Voice Dialogue may be helpful to people who are experiencing communication issues, stress, certain mood-related concerns, and posttraumatic stress. This approach may be particularly successful in helping individuals work through relationship issues, whether these relationships are romantic, professional, or familial, by helping people address automatic relationship patterns that may be leading to difficulty.
One study shows it may have success as part of a comprehensive treatment plan for anorexia nervosa.
Training for Voice Dialogue
The Voice Dialogue approach is not trademarked, so it does not belong exclusively to any one person or group. Additionally, the Stones do not certify people in the practice or support certification. Individuals interested in the practice or theory of the approach can arrange private tutorials with Sidra Stone at The Retreat at Thera in Mendocino County, California. Tutorials, which can be individual or conjoint, range from three to five sessions, each of which is between two and three hours long. Sessions may include explanations of bonding patterns, voice dialogue facilitations, exploration of the Aware Ego, or training in other areas as needed.
Due to the limited number of private tutorials available, only people who have some prior experience with voice dialogue are accepted. Applicants are required to write to Voice Dialogue International and explain their reasons for seeking private tutorials. Interested people who are unable to visit Thera may benefit from the specialized workshops, group trainings, and year-long programs offered around the world. More information about these opportunities is listed on Voice Dialogue International’s Training by Others forum.
Concerns and Limitations of Voice Dialogue
People who find guided imagery or self-awareness tasks to be challenging, and individuals who are coping with serious mental health concerns, such as schizophrenia, may have limited success with this approach.
While some therapists believe voice dialogue is an effective treatment approach, there is little empirical evidence to support this. The fact that no one is able to become certified in voice dialogue may be a possible consideration for some who are interesting in the approach.
- Gaspard, B. D. (n.d.). Voice dialogue: An effective unit as part of a comprehensive therapeutic strategy for treating anorexia. Retrieved from http://www.voicedialogueinternational.com/articles-b/Voice_Dialogue-Anorexia.pdf
- Hendin, J. (2014). The development of conscious body symptom work, and its efficacy in client outcomes. Retrieved from http://www.voicedialogueinternational.com/articles-b/Conscious_Body_System_Work.pdf

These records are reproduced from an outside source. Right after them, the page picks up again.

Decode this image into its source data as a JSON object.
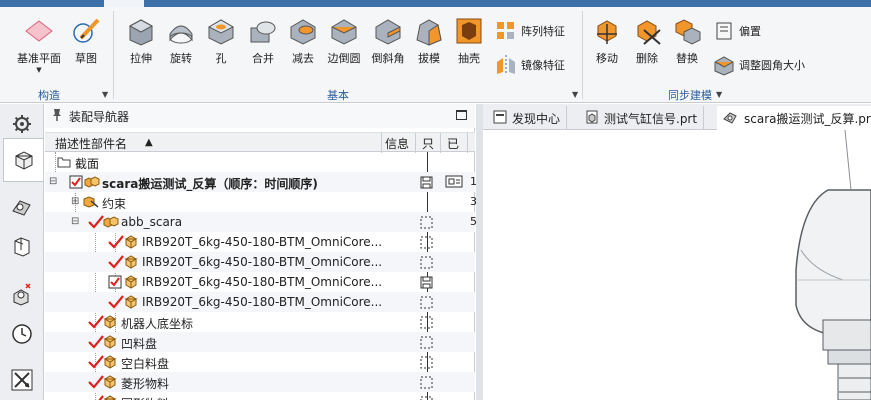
{
  "ribbon": {
    "groups": {
      "construct": "构造",
      "basic": "基本",
      "sync": "同步建模"
    },
    "buttons": {
      "datum_plane": "基准平面",
      "sketch": "草图",
      "extrude": "拉伸",
      "revolve": "旋转",
      "hole": "孔",
      "unite": "合并",
      "subtract": "减去",
      "edge_blend": "边倒圆",
      "chamfer": "倒斜角",
      "draft": "拔模",
      "shell": "抽壳",
      "pattern_feature": "阵列特征",
      "mirror_feature": "镜像特征",
      "move": "移动",
      "delete": "删除",
      "replace": "替换",
      "offset": "偏置",
      "resize_blend": "调整圆角大小"
    }
  },
  "navigator": {
    "title": "装配导航器",
    "columns": {
      "name": "描述性部件名",
      "sort_arrow": "▲",
      "info": "信息",
      "readonly": "只",
      "modified": "已"
    },
    "rows": [
      {
        "text": "截面",
        "bold": false,
        "icon": "folder-icon",
        "checked": null,
        "info": "",
        "col4": ""
      },
      {
        "text": "scara搬运测试_反算（顺序：时间顺序)",
        "bold": true,
        "icon": "assembly-icon",
        "checked": "box",
        "info": "save",
        "col3": "lock",
        "col4": "1"
      },
      {
        "text": "约束",
        "bold": false,
        "icon": "constraint-icon",
        "checked": null,
        "info": "",
        "col4": "3"
      },
      {
        "text": "abb_scara",
        "bold": false,
        "icon": "assembly-icon",
        "checked": "tick",
        "info": "dashed",
        "col4": "5"
      },
      {
        "text": "IRB920T_6kg-450-180-BTM_OmniCore...",
        "bold": false,
        "icon": "part-icon",
        "checked": "tick",
        "info": "dashed",
        "col4": ""
      },
      {
        "text": "IRB920T_6kg-450-180-BTM_OmniCore...",
        "bold": false,
        "icon": "part-icon",
        "checked": "tick",
        "info": "dashed",
        "col4": ""
      },
      {
        "text": "IRB920T_6kg-450-180-BTM_OmniCore...",
        "bold": false,
        "icon": "part-icon",
        "checked": "box",
        "info": "save",
        "col4": ""
      },
      {
        "text": "IRB920T_6kg-450-180-BTM_OmniCore...",
        "bold": false,
        "icon": "part-icon",
        "checked": "tick",
        "info": "dashed",
        "col4": ""
      },
      {
        "text": "机器人底坐标",
        "bold": false,
        "icon": "part-icon",
        "checked": "tick",
        "info": "dashed",
        "col4": ""
      },
      {
        "text": "凹料盘",
        "bold": false,
        "icon": "part-icon",
        "checked": "tick",
        "info": "dashed",
        "col4": ""
      },
      {
        "text": "空白料盘",
        "bold": false,
        "icon": "part-icon",
        "checked": "tick",
        "info": "dashed",
        "col4": ""
      },
      {
        "text": "菱形物料",
        "bold": false,
        "icon": "part-icon",
        "checked": "tick",
        "info": "dashed",
        "col4": ""
      },
      {
        "text": "圆形物料",
        "bold": false,
        "icon": "part-icon",
        "checked": "tick",
        "info": "dashed",
        "col4": ""
      }
    ]
  },
  "tabs": [
    {
      "label": "发现中心",
      "icon": "discovery-icon",
      "active": false
    },
    {
      "label": "测试气缸信号.prt",
      "icon": "part-file-icon",
      "active": false
    },
    {
      "label": "scara搬运测试_反算.prt",
      "icon": "assembly-file-icon",
      "active": true
    }
  ],
  "colors": {
    "accent": "#2a5d9f",
    "orange": "#f0962a",
    "check_red": "#e0201c"
  }
}
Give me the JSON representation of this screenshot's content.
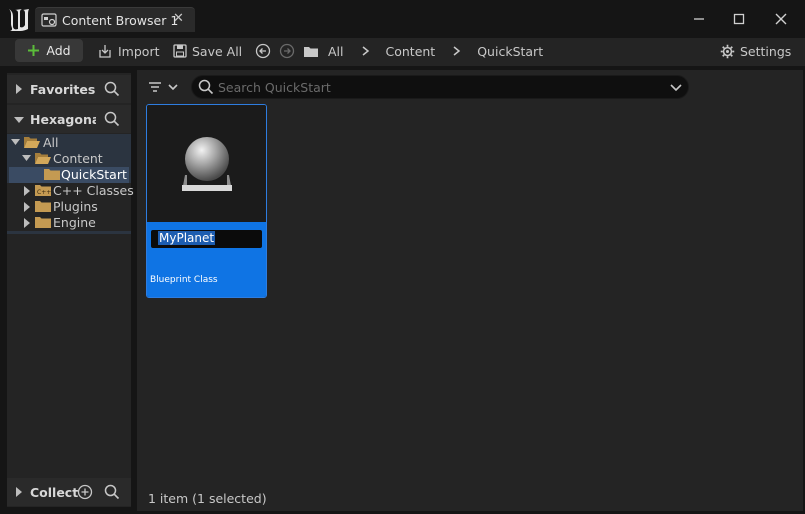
{
  "window": {
    "tab_title": "Content Browser 1",
    "tab_icon": "content-browser-icon",
    "logo_icon": "unreal-engine-logo",
    "controls": [
      "minimize-icon",
      "maximize-icon",
      "close-icon"
    ]
  },
  "toolbar": {
    "add_label": "Add",
    "import_label": "Import",
    "save_all_label": "Save All",
    "breadcrumb": [
      "All",
      "Content",
      "QuickStart"
    ],
    "settings_label": "Settings"
  },
  "sidebar": {
    "favorites_title": "Favorites",
    "project_title": "HexagonalS",
    "tree": [
      {
        "label": "All",
        "level": 0,
        "expanded": true
      },
      {
        "label": "Content",
        "level": 1,
        "expanded": true
      },
      {
        "label": "QuickStart",
        "level": 2,
        "selected": true
      },
      {
        "label": "C++ Classes",
        "level": 1,
        "expanded": false
      },
      {
        "label": "Plugins",
        "level": 1,
        "expanded": false
      },
      {
        "label": "Engine",
        "level": 1,
        "expanded": false
      }
    ],
    "collections_title": "Collect"
  },
  "search": {
    "placeholder": "Search QuickStart",
    "value": ""
  },
  "assets": [
    {
      "name": "MyPlanet",
      "type": "Blueprint Class",
      "selected": true,
      "renaming": true
    }
  ],
  "status": "1 item (1 selected)",
  "colors": {
    "accent": "#0f74e4",
    "selection_row": "#3a4b63",
    "folder": "#c49a52",
    "add_plus": "#5bbd3a"
  }
}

- Stone, H., & Stone, S. (n.d.). The basic elements of voice dialogue, relationship, and the psychology of selves. Retrieved from http://delos-inc.com/pdf/Elements.pdf
- Stone, H., & Stone, S. (n.d.). Making relationships work for you. Retrieved from http://www.voicedialogueinternational.com/articles/Making_Relationships_Work_For_You.htm
- Stone, H., & Stone, S. (n.d.). Private tutorials. Retrieved from http://www.voicedialogueinternational.com/trainings-index.htm
- Stone, H., & Stone, S. (n.d.). Voice dialogue: An introduction to the use of voice dialogue. Retrieved from http://www.voicedialogueinternational.com/articles/Voice_Dialogue-_An_Introduction.htm
- Stone, H., & Stone, S. (n.d.). What is the best way for someone to get some personal experience with Voice Dialogue and/or to get training in the work? Retrieved from http://www.voicedialogueinternational.com/FAQ-index/How_to_Obtain_Personal_Experience.htm